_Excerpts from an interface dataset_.
##########

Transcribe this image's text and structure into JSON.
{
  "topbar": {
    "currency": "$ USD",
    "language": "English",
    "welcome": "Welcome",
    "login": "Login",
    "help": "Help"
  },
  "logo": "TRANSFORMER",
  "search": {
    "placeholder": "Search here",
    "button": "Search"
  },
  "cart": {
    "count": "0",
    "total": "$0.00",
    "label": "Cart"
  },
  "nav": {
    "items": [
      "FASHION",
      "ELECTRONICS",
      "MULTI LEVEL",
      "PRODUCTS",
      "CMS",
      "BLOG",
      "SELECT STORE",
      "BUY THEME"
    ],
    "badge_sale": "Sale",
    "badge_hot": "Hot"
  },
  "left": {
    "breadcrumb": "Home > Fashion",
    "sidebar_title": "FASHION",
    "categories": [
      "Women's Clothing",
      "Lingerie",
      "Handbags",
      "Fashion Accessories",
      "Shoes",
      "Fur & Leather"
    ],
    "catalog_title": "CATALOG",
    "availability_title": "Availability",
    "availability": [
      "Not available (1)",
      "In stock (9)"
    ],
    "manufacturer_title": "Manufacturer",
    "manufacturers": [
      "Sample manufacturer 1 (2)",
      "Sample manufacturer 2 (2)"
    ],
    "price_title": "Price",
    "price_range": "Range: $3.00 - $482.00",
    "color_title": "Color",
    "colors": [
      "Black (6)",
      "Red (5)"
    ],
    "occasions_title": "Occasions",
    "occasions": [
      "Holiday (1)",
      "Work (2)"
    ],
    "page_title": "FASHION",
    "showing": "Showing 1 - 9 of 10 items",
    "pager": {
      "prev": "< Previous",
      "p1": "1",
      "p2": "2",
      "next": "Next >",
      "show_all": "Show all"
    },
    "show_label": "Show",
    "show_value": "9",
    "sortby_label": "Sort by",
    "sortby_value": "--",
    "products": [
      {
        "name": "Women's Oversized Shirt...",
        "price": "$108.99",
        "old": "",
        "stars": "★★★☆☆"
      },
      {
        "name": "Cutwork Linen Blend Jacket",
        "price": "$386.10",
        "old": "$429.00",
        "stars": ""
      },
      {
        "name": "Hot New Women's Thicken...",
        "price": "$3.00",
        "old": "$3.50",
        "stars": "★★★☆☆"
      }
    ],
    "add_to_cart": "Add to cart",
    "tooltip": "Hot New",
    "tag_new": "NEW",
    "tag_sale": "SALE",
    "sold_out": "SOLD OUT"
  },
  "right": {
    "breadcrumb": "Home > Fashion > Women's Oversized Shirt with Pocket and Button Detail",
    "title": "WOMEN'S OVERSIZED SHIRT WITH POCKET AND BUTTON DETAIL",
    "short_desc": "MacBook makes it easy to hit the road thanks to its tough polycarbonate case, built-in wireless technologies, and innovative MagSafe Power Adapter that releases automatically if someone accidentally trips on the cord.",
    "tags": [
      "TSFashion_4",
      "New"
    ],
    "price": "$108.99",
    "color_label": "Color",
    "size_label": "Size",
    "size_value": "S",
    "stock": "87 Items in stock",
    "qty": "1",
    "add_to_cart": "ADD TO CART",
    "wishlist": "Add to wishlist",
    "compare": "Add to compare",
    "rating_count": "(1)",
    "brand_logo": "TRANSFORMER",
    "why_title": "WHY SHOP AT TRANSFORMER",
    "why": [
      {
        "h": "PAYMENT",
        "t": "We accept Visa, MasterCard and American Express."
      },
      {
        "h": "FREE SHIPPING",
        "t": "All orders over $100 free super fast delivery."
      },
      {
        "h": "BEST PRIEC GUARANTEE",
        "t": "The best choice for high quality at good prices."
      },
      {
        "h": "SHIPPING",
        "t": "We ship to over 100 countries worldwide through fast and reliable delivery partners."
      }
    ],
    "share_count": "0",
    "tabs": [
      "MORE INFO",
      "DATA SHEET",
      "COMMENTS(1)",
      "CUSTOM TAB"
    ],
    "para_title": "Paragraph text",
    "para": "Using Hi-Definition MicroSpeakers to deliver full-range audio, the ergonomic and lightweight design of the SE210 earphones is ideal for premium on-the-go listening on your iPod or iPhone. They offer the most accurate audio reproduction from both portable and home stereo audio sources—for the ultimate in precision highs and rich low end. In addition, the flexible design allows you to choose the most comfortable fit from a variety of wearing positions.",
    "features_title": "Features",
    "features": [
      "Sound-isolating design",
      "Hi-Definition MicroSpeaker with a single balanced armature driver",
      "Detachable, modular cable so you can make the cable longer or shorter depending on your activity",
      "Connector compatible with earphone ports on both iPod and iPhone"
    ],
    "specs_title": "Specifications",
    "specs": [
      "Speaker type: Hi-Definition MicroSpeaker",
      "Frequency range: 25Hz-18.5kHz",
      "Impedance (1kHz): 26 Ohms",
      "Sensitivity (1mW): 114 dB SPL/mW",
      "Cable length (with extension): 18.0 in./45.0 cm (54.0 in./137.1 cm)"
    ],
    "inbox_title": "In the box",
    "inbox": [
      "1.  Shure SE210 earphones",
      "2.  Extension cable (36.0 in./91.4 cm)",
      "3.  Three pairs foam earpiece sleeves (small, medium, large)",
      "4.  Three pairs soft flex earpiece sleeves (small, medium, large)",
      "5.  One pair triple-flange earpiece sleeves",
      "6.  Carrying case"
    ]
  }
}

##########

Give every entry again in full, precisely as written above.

Transcribe this image's text and structure into JSON.
{
  "topbar": {
    "currency": "$ USD",
    "language": "English",
    "welcome": "Welcome",
    "login": "Login",
    "help": "Help"
  },
  "logo": "TRANSFORMER",
  "search": {
    "placeholder": "Search here",
    "button": "Search"
  },
  "cart": {
    "count": "0",
    "total": "$0.00",
    "label": "Cart"
  },
  "nav": {
    "items": [
      "FASHION",
      "ELECTRONICS",
      "MULTI LEVEL",
      "PRODUCTS",
      "CMS",
      "BLOG",
      "SELECT STORE",
      "BUY THEME"
    ],
    "badge_sale": "Sale",
    "badge_hot": "Hot"
  },
  "left": {
    "breadcrumb": "Home > Fashion",
    "sidebar_title": "FASHION",
    "categories": [
      "Women's Clothing",
      "Lingerie",
      "Handbags",
      "Fashion Accessories",
      "Shoes",
      "Fur & Leather"
    ],
    "catalog_title": "CATALOG",
    "availability_title": "Availability",
    "availability": [
      "Not available (1)",
      "In stock (9)"
    ],
    "manufacturer_title": "Manufacturer",
    "manufacturers": [
      "Sample manufacturer 1 (2)",
      "Sample manufacturer 2 (2)"
    ],
    "price_title": "Price",
    "price_range": "Range: $3.00 - $482.00",
    "color_title": "Color",
    "colors": [
      "Black (6)",
      "Red (5)"
    ],
    "occasions_title": "Occasions",
    "occasions": [
      "Holiday (1)",
      "Work (2)"
    ],
    "page_title": "FASHION",
    "showing": "Showing 1 - 9 of 10 items",
    "pager": {
      "prev": "< Previous",
      "p1": "1",
      "p2": "2",
      "next": "Next >",
      "show_all": "Show all"
    },
    "show_label": "Show",
    "show_value": "9",
    "sortby_label": "Sort by",
    "sortby_value": "--",
    "products": [
      {
        "name": "Women's Oversized Shirt...",
        "price": "$108.99",
        "old": "",
        "stars": "★★★☆☆"
      },
      {
        "name": "Cutwork Linen Blend Jacket",
        "price": "$386.10",
        "old": "$429.00",
        "stars": ""
      },
      {
        "name": "Hot New Women's Thicken...",
        "price": "$3.00",
        "old": "$3.50",
        "stars": "★★★☆☆"
      }
    ],
    "add_to_cart": "Add to cart",
    "tooltip": "Hot New",
    "tag_new": "NEW",
    "tag_sale": "SALE",
    "sold_out": "SOLD OUT"
  },
  "right": {
    "breadcrumb": "Home > Fashion > Women's Oversized Shirt with Pocket and Button Detail",
    "title": "WOMEN'S OVERSIZED SHIRT WITH POCKET AND BUTTON DETAIL",
    "short_desc": "MacBook makes it easy to hit the road thanks to its tough polycarbonate case, built-in wireless technologies, and innovative MagSafe Power Adapter that releases automatically if someone accidentally trips on the cord.",
    "tags": [
      "TSFashion_4",
      "New"
    ],
    "price": "$108.99",
    "color_label": "Color",
    "size_label": "Size",
    "size_value": "S",
    "stock": "87 Items in stock",
    "qty": "1",
    "add_to_cart": "ADD TO CART",
    "wishlist": "Add to wishlist",
    "compare": "Add to compare",
    "rating_count": "(1)",
    "brand_logo": "TRANSFORMER",
    "why_title": "WHY SHOP AT TRANSFORMER",
    "why": [
      {
        "h": "PAYMENT",
        "t": "We accept Visa, MasterCard and American Express."
      },
      {
        "h": "FREE SHIPPING",
        "t": "All orders over $100 free super fast delivery."
      },
      {
        "h": "BEST PRIEC GUARANTEE",
        "t": "The best choice for high quality at good prices."
      },
      {
        "h": "SHIPPING",
        "t": "We ship to over 100 countries worldwide through fast and reliable delivery partners."
      }
    ],
    "share_count": "0",
    "tabs": [
      "MORE INFO",
      "DATA SHEET",
      "COMMENTS(1)",
      "CUSTOM TAB"
    ],
    "para_title": "Paragraph text",
    "para": "Using Hi-Definition MicroSpeakers to deliver full-range audio, the ergonomic and lightweight design of the SE210 earphones is ideal for premium on-the-go listening on your iPod or iPhone. They offer the most accurate audio reproduction from both portable and home stereo audio sources—for the ultimate in precision highs and rich low end. In addition, the flexible design allows you to choose the most comfortable fit from a variety of wearing positions.",
    "features_title": "Features",
    "features": [
      "Sound-isolating design",
      "Hi-Definition MicroSpeaker with a single balanced armature driver",
      "Detachable, modular cable so you can make the cable longer or shorter depending on your activity",
      "Connector compatible with earphone ports on both iPod and iPhone"
    ],
    "specs_title": "Specifications",
    "specs": [
      "Speaker type: Hi-Definition MicroSpeaker",
      "Frequency range: 25Hz-18.5kHz",
      "Impedance (1kHz): 26 Ohms",
      "Sensitivity (1mW): 114 dB SPL/mW",
      "Cable length (with extension): 18.0 in./45.0 cm (54.0 in./137.1 cm)"
    ],
    "inbox_title": "In the box",
    "inbox": [
      "1.  Shure SE210 earphones",
      "2.  Extension cable (36.0 in./91.4 cm)",
      "3.  Three pairs foam earpiece sleeves (small, medium, large)",
      "4.  Three pairs soft flex earpiece sleeves (small, medium, large)",
      "5.  One pair triple-flange earpiece sleeves",
      "6.  Carrying case"
    ]
  }
}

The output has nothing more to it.